MDMA Becoming Breakthrough Therapy Treatment
MDMA, more commonly known by its party drug designating name ‘Ecstasy,’ is quickly becoming a standout treatment for post-traumatic stress disorder. After years of lobbying and lab research, the Food and Drug Administration is moving forward with granting the drug a Breakthrough Therapy Designation.
Research organization MAPS has been championing the use of MDMA in the therapeutic treatment of patients for nearly 30 years, and with new Phase 3 Trials, it hopes to finally make it an option for thousands of patients. These Trials are planned to culminate into making MDMA an FDA-approved prescription medicine by 2021.
MDMA has long been seen as a potentially effective way of helping people cope with the lingering and sometimes debilitating effects of post-traumatic stress disorder. The drug is known for producing a feeling of intense euphoria and empathy while heightening the user’s physical and emotional sensations to highly sensitive levels.
When taken, the drug acts on the serotonin receptors in the brain. Serotonin is often characterized as the “happy chemical,” bringing forth feelings of wellbeing and happiness. While this drug has a storied history of usage at clubs and raves, its effects on the brain have translated well toward helping people get treated when paired with psychotherapy from a professional.
The results speak for themselves. In the Phase 2 Trials competed by MAPS, 61% of the 107 participants no longer qualified as having PTSD after only two months of treatment, which included just three sessions of MDMA-assisted psychotherapy. A year later, that number grew to 68% of participants who were suffering from chronic, treatment-resistant PTSD.

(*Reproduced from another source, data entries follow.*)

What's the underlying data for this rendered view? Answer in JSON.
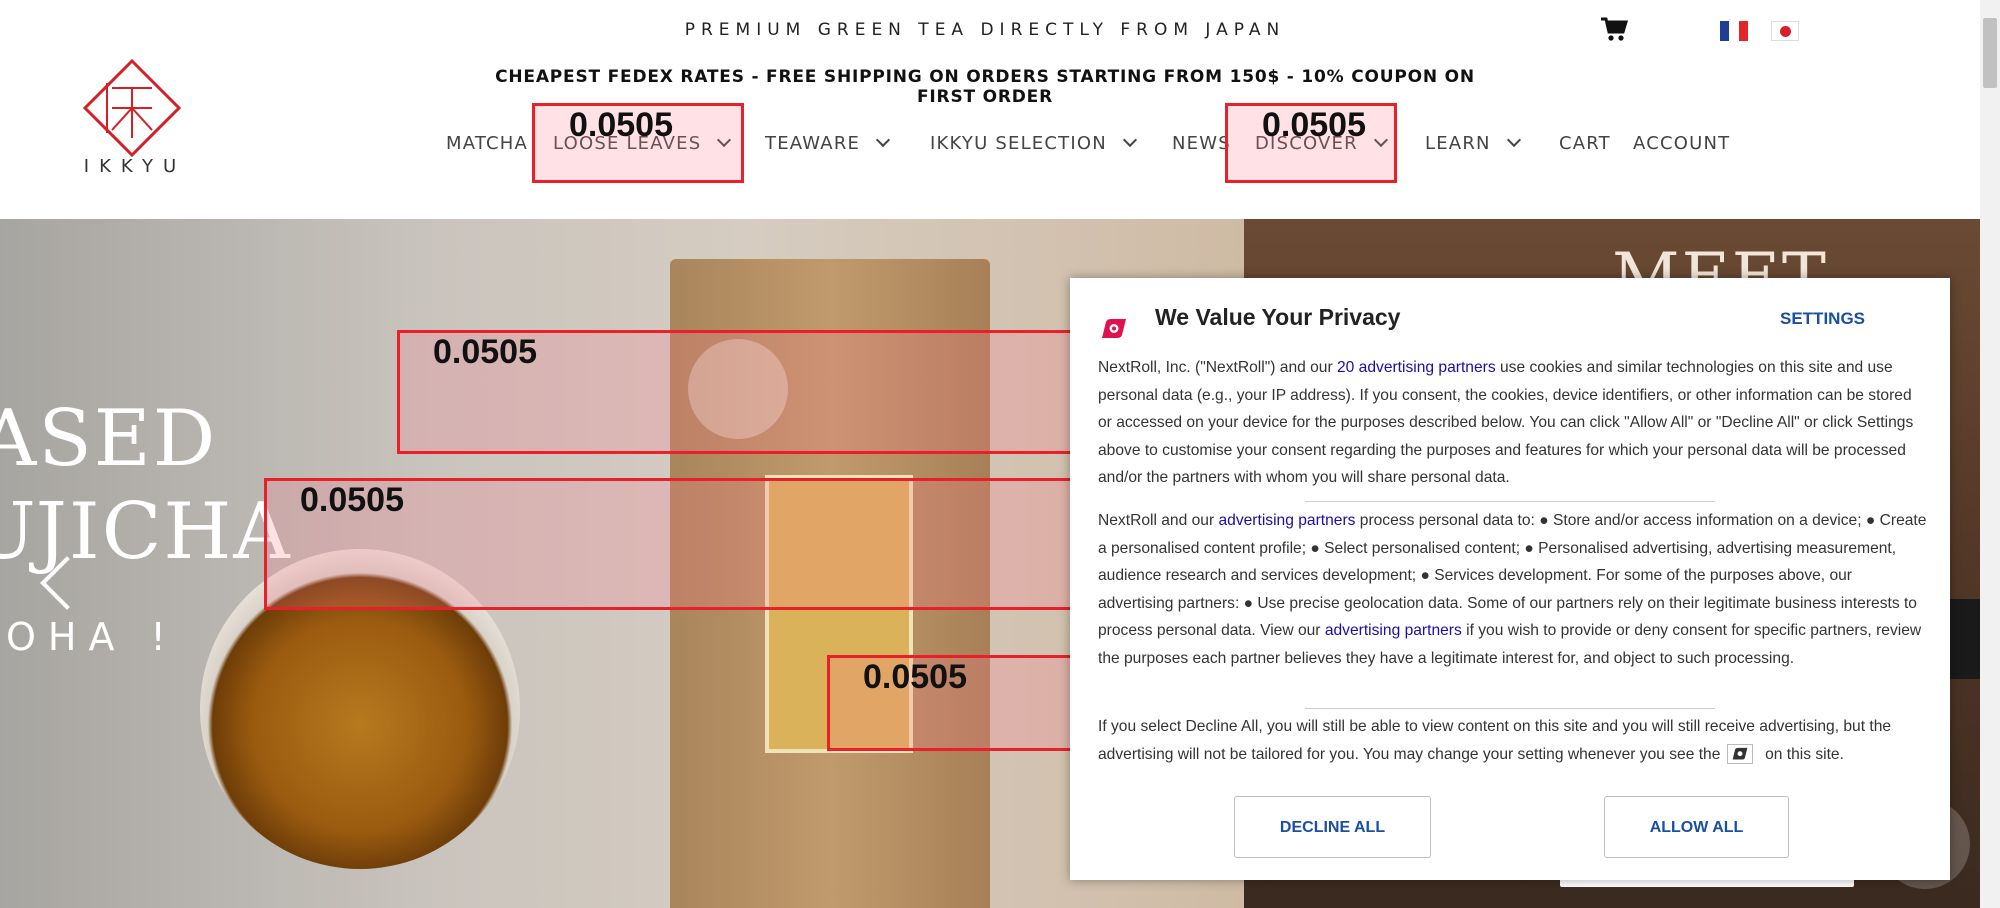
{
  "header": {
    "tagline": "PREMIUM GREEN TEA DIRECTLY FROM JAPAN",
    "shipping": "CHEAPEST FEDEX RATES - FREE SHIPPING ON ORDERS STARTING FROM 150$ - 10% COUPON ON FIRST ORDER",
    "logo_text": "IKKYU"
  },
  "nav": {
    "matcha": "MATCHA",
    "loose_leaves": "LOOSE LEAVES",
    "teaware": "TEAWARE",
    "ikkyu_selection": "IKKYU SELECTION",
    "news": "NEWS",
    "discover": "DISCOVER",
    "learn": "LEARN",
    "cart": "CART",
    "account": "ACCOUNT"
  },
  "highlights": {
    "value": "0.0505"
  },
  "hero": {
    "line1": "ASED",
    "line2": "UJICHA",
    "line3": "OHA !",
    "meet": "MEET OUR"
  },
  "privacy": {
    "title": "We Value Your Privacy",
    "settings": "SETTINGS",
    "p1_a": "NextRoll, Inc. (\"NextRoll\") and our ",
    "p1_link": "20 advertising partners",
    "p1_b": " use cookies and similar technologies on this site and use personal data (e.g., your IP address). If you consent, the cookies, device identifiers, or other information can be stored or accessed on your device for the purposes described below. You can click \"Allow All\" or \"Decline All\" or click Settings above to customise your consent regarding the purposes and features for which your personal data will be processed and/or the partners with whom you will share personal data.",
    "p2_a": "NextRoll and our ",
    "p2_link": "advertising partners",
    "p2_b": " process personal data to: ● Store and/or access information on a device; ● Create a personalised content profile; ● Select personalised content; ● Personalised advertising, advertising measurement, audience research and services development; ● Services development. For some of the purposes above, our advertising partners: ● Use precise geolocation data. Some of our partners rely on their legitimate business interests to process personal data. View our ",
    "p2_link2": "advertising partners",
    "p2_c": " if you wish to provide or deny consent for specific partners, review the purposes each partner believes they have a legitimate interest for, and object to such processing.",
    "p3_a": "If you select Decline All, you will still be able to view content on this site and you will still receive advertising, but the advertising will not be tailored for you. You may change your setting whenever you see the ",
    "p3_b": " on this site.",
    "decline": "DECLINE ALL",
    "allow": "ALLOW ALL"
  },
  "colors": {
    "brand_red": "#d61f26",
    "link_blue": "#1a0dab",
    "button_blue": "#1a4fa1",
    "highlight_border": "#e8202a"
  }
}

These findings are fascinating in that they were derived from a previously stigmatized drug, which was known for being an illegal party-drug with had no medical value. This is incredibly important as it is opening a new wave of research into the potential of utilizing previously forbidden substances for treatment-resistant patients. There is hope that further study of MDMA will become a treatment option for the thousands of veterans and trauma victims living in the U.S. with PTSD.